(Page and application data records)

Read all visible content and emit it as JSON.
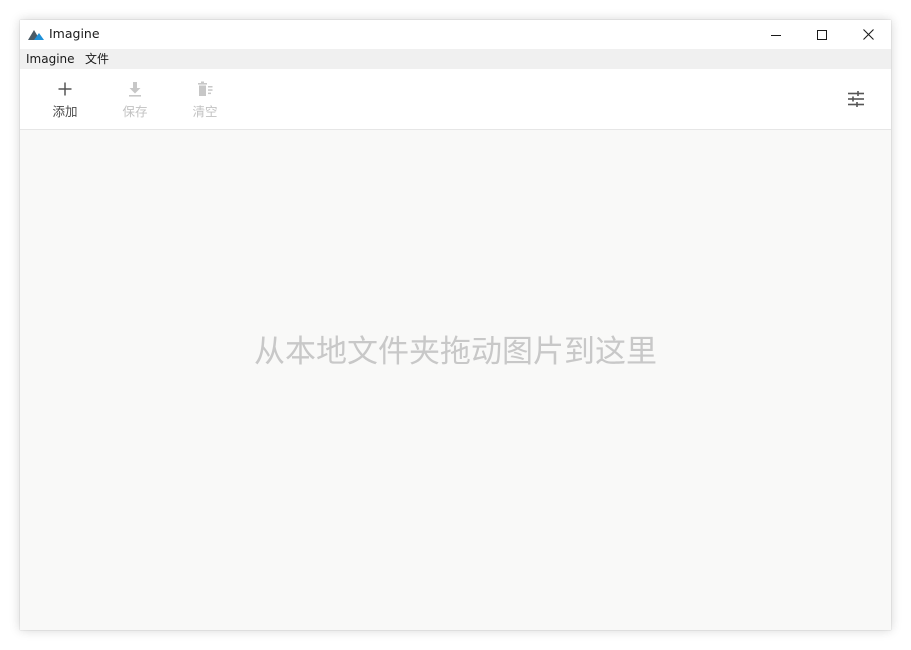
{
  "window": {
    "title": "Imagine",
    "app_icon": "mountain-logo-icon",
    "controls": {
      "minimize_icon": "minimize-icon",
      "maximize_icon": "maximize-icon",
      "close_icon": "close-icon"
    }
  },
  "menubar": {
    "items": [
      {
        "label": "Imagine"
      },
      {
        "label": "文件"
      }
    ]
  },
  "toolbar": {
    "add": {
      "label": "添加",
      "icon": "plus-icon",
      "enabled": true
    },
    "save": {
      "label": "保存",
      "icon": "download-icon",
      "enabled": false
    },
    "clear": {
      "label": "清空",
      "icon": "clear-list-icon",
      "enabled": false
    },
    "settings": {
      "icon": "sliders-icon"
    }
  },
  "canvas": {
    "drop_hint": "从本地文件夹拖动图片到这里"
  },
  "colors": {
    "logo_dark": "#4a5a66",
    "logo_blue": "#1e90d8",
    "icon_enabled": "#555555",
    "icon_disabled": "#c7c7c7",
    "canvas_bg": "#f9f9f8",
    "menubar_bg": "#f0f0f0",
    "hint_text": "#c8c8c8"
  }
}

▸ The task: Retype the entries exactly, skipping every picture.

▸ Finished task:
Read all visible content and emit it as JSON.
{
  "window": {
    "title": "Imagine",
    "app_icon": "mountain-logo-icon",
    "controls": {
      "minimize_icon": "minimize-icon",
      "maximize_icon": "maximize-icon",
      "close_icon": "close-icon"
    }
  },
  "menubar": {
    "items": [
      {
        "label": "Imagine"
      },
      {
        "label": "文件"
      }
    ]
  },
  "toolbar": {
    "add": {
      "label": "添加",
      "icon": "plus-icon",
      "enabled": true
    },
    "save": {
      "label": "保存",
      "icon": "download-icon",
      "enabled": false
    },
    "clear": {
      "label": "清空",
      "icon": "clear-list-icon",
      "enabled": false
    },
    "settings": {
      "icon": "sliders-icon"
    }
  },
  "canvas": {
    "drop_hint": "从本地文件夹拖动图片到这里"
  },
  "colors": {
    "logo_dark": "#4a5a66",
    "logo_blue": "#1e90d8",
    "icon_enabled": "#555555",
    "icon_disabled": "#c7c7c7",
    "canvas_bg": "#f9f9f8",
    "menubar_bg": "#f0f0f0",
    "hint_text": "#c8c8c8"
  }
}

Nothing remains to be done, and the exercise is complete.